• [Task]: From the material below, pull each line containing the string "SPACE".

BEGIN

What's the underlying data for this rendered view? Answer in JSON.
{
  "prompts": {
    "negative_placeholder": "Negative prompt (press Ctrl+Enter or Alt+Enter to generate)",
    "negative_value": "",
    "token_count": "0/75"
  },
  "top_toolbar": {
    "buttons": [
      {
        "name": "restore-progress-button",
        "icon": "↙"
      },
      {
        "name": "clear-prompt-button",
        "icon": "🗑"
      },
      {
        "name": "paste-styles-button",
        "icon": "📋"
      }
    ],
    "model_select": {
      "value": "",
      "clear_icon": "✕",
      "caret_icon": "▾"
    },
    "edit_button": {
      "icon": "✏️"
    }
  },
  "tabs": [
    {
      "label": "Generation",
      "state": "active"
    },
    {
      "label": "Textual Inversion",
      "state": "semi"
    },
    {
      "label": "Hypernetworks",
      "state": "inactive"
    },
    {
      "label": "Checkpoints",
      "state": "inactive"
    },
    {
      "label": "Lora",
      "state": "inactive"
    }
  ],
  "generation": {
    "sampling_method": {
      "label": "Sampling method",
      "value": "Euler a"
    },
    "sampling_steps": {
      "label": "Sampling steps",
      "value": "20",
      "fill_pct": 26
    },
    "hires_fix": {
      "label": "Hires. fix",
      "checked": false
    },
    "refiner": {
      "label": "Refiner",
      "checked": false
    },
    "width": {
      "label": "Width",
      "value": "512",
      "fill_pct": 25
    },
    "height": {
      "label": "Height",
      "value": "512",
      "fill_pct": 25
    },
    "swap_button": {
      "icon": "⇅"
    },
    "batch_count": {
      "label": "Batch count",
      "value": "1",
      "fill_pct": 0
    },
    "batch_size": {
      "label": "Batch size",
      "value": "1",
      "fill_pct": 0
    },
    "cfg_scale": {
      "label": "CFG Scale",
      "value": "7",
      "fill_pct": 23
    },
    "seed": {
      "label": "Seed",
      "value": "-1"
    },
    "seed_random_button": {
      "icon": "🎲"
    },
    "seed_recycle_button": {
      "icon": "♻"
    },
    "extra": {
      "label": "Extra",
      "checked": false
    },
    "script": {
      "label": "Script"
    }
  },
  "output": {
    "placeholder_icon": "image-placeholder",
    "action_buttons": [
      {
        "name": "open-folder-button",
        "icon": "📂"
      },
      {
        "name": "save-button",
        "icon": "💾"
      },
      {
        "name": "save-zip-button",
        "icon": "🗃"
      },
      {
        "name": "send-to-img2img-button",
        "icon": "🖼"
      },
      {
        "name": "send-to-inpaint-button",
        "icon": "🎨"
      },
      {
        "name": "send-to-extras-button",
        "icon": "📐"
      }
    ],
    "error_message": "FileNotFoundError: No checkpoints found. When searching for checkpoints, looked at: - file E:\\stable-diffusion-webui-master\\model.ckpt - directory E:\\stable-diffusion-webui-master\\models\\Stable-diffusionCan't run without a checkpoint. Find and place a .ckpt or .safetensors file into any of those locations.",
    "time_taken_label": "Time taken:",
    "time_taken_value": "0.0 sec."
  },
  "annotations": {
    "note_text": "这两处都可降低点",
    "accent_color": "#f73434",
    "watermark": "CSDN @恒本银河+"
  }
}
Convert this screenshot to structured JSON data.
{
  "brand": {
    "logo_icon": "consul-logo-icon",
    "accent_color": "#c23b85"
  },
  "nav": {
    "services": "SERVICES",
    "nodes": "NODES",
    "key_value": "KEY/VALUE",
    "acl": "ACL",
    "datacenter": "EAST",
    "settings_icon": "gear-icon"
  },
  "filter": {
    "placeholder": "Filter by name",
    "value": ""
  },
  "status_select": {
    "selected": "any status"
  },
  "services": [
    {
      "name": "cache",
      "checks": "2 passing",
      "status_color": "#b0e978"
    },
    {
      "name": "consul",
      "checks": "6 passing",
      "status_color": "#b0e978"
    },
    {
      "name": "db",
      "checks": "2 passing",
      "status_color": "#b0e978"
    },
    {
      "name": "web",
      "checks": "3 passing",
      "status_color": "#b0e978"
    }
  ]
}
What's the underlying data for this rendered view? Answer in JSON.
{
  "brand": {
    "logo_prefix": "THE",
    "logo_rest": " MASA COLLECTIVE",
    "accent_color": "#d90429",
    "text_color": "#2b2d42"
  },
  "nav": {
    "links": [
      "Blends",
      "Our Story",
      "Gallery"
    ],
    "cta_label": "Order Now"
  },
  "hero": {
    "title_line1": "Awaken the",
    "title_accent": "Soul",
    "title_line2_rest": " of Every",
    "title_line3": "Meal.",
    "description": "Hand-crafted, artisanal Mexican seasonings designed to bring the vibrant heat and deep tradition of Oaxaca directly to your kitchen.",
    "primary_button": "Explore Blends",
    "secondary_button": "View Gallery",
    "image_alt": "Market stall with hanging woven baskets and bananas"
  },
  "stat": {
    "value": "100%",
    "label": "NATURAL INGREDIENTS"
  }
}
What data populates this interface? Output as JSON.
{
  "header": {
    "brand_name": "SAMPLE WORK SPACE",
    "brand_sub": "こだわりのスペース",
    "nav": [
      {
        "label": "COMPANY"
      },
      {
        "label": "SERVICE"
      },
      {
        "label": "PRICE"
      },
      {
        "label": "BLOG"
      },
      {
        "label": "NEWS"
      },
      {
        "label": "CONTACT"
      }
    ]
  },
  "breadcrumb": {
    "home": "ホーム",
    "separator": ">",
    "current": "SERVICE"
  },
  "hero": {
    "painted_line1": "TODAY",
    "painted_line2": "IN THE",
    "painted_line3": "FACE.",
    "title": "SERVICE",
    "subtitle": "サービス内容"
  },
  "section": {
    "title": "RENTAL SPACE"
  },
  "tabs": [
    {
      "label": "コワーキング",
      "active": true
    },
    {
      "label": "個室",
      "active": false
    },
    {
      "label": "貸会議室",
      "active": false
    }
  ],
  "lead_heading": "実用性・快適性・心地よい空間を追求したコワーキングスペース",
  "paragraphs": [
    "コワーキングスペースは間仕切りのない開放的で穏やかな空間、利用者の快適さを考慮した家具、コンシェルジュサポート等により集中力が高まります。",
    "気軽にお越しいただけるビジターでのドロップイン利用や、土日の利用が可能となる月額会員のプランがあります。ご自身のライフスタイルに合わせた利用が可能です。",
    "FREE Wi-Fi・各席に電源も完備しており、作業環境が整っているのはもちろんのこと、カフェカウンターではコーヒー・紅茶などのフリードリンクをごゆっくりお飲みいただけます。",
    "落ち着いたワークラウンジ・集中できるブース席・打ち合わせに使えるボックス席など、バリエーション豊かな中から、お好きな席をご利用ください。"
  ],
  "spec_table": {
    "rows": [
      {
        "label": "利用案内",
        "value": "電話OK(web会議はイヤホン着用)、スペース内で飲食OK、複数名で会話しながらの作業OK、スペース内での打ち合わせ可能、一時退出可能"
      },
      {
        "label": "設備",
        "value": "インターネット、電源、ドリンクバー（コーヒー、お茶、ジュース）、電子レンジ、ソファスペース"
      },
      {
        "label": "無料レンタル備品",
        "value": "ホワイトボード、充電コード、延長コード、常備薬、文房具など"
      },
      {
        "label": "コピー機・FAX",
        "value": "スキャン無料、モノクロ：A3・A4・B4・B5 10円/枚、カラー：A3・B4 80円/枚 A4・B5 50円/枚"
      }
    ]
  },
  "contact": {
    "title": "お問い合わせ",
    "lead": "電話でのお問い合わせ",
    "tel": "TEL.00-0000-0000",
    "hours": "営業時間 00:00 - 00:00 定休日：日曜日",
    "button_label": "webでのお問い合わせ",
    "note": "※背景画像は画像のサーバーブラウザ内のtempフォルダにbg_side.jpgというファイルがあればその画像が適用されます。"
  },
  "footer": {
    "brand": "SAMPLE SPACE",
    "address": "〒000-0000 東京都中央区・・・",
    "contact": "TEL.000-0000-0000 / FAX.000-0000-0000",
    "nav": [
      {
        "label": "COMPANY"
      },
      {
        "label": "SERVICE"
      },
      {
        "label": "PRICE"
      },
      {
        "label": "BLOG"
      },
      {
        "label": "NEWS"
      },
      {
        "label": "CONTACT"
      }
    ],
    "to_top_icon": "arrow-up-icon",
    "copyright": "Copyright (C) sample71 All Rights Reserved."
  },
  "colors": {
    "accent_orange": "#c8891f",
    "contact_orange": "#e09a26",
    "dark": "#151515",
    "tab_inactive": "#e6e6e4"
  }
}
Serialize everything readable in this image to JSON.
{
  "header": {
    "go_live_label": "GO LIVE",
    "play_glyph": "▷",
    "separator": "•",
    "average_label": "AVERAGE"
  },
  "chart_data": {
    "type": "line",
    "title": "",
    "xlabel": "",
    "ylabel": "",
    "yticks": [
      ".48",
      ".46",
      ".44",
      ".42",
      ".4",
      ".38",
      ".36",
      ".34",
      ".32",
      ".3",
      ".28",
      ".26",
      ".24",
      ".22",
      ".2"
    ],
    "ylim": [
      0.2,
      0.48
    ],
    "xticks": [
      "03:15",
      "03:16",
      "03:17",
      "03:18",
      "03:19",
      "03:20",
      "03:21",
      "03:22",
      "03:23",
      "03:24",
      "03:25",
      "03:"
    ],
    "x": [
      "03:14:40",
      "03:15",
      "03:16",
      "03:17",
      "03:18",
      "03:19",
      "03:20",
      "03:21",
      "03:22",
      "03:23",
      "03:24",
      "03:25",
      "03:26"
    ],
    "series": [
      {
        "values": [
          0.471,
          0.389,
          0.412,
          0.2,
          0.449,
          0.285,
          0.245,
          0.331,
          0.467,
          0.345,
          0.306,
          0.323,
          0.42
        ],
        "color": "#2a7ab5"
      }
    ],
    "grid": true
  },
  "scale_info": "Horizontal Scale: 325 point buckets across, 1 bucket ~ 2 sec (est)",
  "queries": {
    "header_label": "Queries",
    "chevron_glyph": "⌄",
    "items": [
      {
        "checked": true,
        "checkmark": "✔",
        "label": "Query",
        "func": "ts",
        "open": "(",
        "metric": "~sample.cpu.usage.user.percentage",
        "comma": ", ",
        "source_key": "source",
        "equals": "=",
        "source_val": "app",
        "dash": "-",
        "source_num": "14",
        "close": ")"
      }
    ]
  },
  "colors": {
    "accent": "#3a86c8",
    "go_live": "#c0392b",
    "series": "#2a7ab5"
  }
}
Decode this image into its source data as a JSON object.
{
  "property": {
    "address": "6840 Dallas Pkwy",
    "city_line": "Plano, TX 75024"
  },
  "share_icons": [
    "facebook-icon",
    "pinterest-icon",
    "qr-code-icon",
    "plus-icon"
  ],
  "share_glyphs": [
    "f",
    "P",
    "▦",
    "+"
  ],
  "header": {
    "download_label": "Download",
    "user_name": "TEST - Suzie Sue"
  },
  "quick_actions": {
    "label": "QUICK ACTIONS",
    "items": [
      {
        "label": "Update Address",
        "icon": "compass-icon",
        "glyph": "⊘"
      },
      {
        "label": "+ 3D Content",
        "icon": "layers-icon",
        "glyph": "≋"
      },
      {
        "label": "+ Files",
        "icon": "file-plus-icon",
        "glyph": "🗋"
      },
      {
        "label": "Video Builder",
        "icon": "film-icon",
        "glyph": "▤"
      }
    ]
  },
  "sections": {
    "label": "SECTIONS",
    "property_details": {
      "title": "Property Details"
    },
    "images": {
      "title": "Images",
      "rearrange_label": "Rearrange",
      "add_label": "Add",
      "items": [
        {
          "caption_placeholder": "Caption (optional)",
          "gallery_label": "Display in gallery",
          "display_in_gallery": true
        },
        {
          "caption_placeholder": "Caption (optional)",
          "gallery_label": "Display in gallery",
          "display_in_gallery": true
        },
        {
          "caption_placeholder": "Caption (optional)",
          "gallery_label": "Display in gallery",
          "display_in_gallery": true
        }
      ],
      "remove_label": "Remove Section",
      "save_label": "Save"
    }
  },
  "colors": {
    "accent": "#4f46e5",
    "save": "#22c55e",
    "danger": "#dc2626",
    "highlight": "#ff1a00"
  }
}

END

• [Reply]:
    "brand_name": "SAMPLE WORK SPACE",
    "title": "RENTAL SPACE"
    "brand": "SAMPLE SPACE",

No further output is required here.